What you are asked to do: From the entries below, gather each line containing the word "JSON".

Web page and app entries:
::::::

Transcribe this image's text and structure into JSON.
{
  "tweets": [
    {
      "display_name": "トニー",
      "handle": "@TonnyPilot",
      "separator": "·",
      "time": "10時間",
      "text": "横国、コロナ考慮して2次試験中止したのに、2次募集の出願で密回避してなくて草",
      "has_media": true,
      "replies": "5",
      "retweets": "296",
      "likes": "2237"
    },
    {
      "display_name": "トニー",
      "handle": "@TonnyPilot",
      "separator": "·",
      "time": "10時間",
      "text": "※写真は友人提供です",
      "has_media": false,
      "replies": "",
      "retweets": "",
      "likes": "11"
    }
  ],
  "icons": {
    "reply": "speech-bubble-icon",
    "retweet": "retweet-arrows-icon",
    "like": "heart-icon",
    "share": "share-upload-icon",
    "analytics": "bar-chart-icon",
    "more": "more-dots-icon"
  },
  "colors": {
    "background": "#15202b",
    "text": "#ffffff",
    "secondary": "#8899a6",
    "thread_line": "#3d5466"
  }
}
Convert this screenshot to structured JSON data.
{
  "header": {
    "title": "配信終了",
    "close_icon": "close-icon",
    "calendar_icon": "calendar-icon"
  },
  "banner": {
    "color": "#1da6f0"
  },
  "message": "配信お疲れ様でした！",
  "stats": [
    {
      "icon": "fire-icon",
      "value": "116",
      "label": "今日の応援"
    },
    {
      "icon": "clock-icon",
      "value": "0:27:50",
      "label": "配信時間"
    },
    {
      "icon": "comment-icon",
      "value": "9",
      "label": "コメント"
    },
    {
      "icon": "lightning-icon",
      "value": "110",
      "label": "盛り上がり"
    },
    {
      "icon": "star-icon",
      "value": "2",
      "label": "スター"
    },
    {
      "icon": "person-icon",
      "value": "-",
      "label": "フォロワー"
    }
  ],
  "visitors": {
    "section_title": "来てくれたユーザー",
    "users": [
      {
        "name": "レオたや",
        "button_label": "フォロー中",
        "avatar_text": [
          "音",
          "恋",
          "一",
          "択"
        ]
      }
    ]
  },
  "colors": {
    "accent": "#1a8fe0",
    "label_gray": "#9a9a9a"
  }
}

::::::

Completed exercise:
Transcribe this image's text and structure into JSON.
Convert this screenshot to structured JSON data.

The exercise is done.